Turn your mailbox into a system

Turn your mailbox into a system

An engineering way to declutter you inbox


4 min read

As dedicated engineers, we love staying updated on new frameworks, methods, and productivity tips. We subscribe to newsletters and follow numerous channels across social media.

However, our inboxes often become a mess, and our "wanna read" list rarely matches our "actually read" one.

Today, I'm discussing a simple trick with Gmail that helped me narrow my focus: setting up filters and labels for all incoming newsletters and updates. (For those who prefer video format, I've created one. ๐Ÿ‘‡)


Step One - Collect Your Favorite Sources

You might have gone through this step many times, subscribing to feeds from Substack or newsletters from "this guy cracking honest advice in X." It could even be something unrelated to engineering โ€“ recently, I was looking for a flat in Madrid and subscribed to many alerts from real estate agencies.

Just for your inspiration - these are my favorite newsletters (no affiliates):

Now once you have a solid portion of content in your inbox daily, let's organize it!

Step Two - Scaffolding Your Dedicated Data Streams via Labels

Each label represents one specified inbox. E.g. the one called "Realty" is specified on real estate agency alerts.

Steps to set up a new label:

  1. Open Gmail and go to Settings (gear icon) > See all settings.

  2. Navigate to the Labels tab and click Create a new label.

  3. Name your label (e.g., "Newsletters" or "Realty").

Or just hit "+" near the labels on the sidebar.

The settings view gives more of what labels you have and which are shown, but the Gmail UI here is quite outdated.

Step Three - Organizing Messages by Your Streams

No, you don't have to organize it every day! Not anymore.

You are about to set up an organizing automation that will be doing it for you - every time you get something to your inbox the automation will redirect it under the label it should be.

Steps to set up a filter:

  1. Click on the "Adjustments" icon in the search bar

  2. Add the email to From you want to filter out, then click on "Create filter"

  3. Select "Skip the inbox" to not see it in your common inbox, and "Apply the label" to make it go to a specific label of yours. Then just hit "Save filter" and that's it.

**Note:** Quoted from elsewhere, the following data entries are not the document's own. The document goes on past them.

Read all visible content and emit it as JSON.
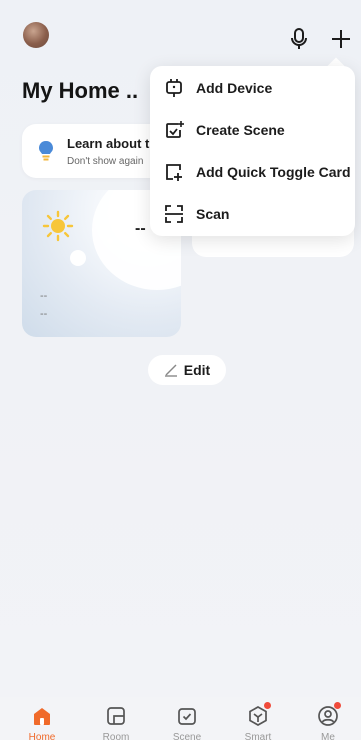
{
  "header": {
    "home_title": "My Home ..",
    "icons": [
      "avatar",
      "microphone-icon",
      "plus-icon"
    ]
  },
  "tip": {
    "title": "Learn about t",
    "subtitle": "Don't show again"
  },
  "weather": {
    "temp": "--",
    "line1": "--",
    "line2": "--"
  },
  "edit": {
    "label": "Edit"
  },
  "menu": {
    "items": [
      {
        "label": "Add Device",
        "icon": "add-device-icon"
      },
      {
        "label": "Create Scene",
        "icon": "create-scene-icon"
      },
      {
        "label": "Add Quick Toggle Card",
        "icon": "add-card-icon"
      },
      {
        "label": "Scan",
        "icon": "scan-icon"
      }
    ]
  },
  "tabs": [
    {
      "label": "Home",
      "icon": "home-icon",
      "active": true
    },
    {
      "label": "Room",
      "icon": "room-icon"
    },
    {
      "label": "Scene",
      "icon": "scene-icon"
    },
    {
      "label": "Smart",
      "icon": "smart-icon"
    },
    {
      "label": "Me",
      "icon": "profile-icon"
    }
  ],
  "colors": {
    "accent": "#f06a2a",
    "badge": "#f04a3a",
    "bulb": "#4a8ad8",
    "sun": "#f7c63a"
  }
}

You can do it from settings as well, just go to Settings > Filters and Blocked Addresses, and all your filters-related settings are over there.

Step Four - Exploit the System You Just Built

Each of the labels you set up is dedicated to a specific activity you're striving to do.

Developer newsletters are great to skim through in your spare time โ€“ now you're up to date with "this new fancy framework/tool" and can share them with your work chat to discuss with your colleagues.

For example, once a day, I go through my "realty" label and bookmark flats I like to call later.

No fancy apps are needed. No distractions from the rest of your busy inbox.

By the way, what do you think about packaging different labels up and sending them as a one-letter digest at a specific time of the day or the week?

Step Five - Your Filters, Your Data

Say you built a decent filters library but suddenly need to change your email or create a new one.

Or maybe you want to share your setup with a friend/community? Fear not, all your filters are just a few clicks away from being an XML file that you can use any way ever you want.

Steps to export/import filters:

  1. Go to Settings > Filters and Blocked Addresses > Export.

  2. Save the .xml file.

  3. On your new email account, go to the same settings and click Import to upload the .xmlfile.

You can create your own automations and tools based on the filters you've just got. No limits for a programmer.

Typical Workflow

Let's wrap up how you will be working with your label-filter system:

  1. You've got an email in your common inbox. It's a recurrent alert or newsletter, and you want it to be organized under a specific topic.

  2. You create a label for it. Say it will be "React updates."

  3. You set up a filter for the sender.

All new "React updates" will go there and never to your common inbox anymore unless the sender address changes โ€“ in that case, you just need to go through the process one more time.

Bonus Step - Going Beyond

You've built a system, and it grows with you, getting populated with more sources and labels. Say you are getting tens, if not hundreds, of emails a day, but you're actually interested in maybe 10% of them. At some point, you might think โ€“ can someone else can filter those I'm not interested in? Like one more level of curation.

We're targeting exactly this problem at Feedster โ€“ we're building an AI automation that uses your learning goals against your feed and boils it down to the essence that you are most interested in.

Stay up to date with our story in that blog.